▶ EXERCISE DIRECTIONS
Your job is to return every line of the listing holding the string "JSON".

▶ DATASET ENTRIES
----------------------------------------
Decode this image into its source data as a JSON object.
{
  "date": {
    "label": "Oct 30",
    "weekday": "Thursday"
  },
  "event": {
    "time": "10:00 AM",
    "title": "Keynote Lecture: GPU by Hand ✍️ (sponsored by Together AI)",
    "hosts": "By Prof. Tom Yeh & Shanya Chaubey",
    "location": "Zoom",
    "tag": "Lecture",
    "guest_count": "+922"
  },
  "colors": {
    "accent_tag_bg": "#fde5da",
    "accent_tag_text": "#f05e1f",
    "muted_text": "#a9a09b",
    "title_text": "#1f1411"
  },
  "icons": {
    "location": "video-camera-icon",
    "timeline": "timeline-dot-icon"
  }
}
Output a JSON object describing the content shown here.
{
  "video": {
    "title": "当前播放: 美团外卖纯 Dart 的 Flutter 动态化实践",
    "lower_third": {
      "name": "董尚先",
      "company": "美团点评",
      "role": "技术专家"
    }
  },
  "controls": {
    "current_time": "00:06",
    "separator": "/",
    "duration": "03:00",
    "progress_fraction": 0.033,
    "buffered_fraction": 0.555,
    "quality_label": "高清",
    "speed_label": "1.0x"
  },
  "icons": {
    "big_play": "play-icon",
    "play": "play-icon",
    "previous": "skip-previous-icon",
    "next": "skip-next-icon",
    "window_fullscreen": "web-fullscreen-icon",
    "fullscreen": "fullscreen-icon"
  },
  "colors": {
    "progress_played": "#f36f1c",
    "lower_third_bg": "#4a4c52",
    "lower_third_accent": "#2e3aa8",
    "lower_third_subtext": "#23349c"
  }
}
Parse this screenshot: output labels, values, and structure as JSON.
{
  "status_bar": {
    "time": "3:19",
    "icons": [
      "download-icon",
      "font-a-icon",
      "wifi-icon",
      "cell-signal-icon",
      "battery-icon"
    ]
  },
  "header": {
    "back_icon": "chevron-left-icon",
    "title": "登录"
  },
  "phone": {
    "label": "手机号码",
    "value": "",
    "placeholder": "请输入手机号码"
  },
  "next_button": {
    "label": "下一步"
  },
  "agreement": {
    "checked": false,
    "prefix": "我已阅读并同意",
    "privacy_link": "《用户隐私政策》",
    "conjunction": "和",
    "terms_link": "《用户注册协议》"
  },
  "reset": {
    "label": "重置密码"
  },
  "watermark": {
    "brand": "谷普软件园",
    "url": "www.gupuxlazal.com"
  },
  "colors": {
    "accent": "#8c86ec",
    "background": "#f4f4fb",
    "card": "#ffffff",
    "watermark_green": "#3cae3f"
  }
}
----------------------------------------
▶ ANSWER TO THE EXERCISE
Decode this image into its source data as a JSON object.
Output a JSON object describing the content shown here.
Parse this screenshot: output labels, values, and structure as JSON.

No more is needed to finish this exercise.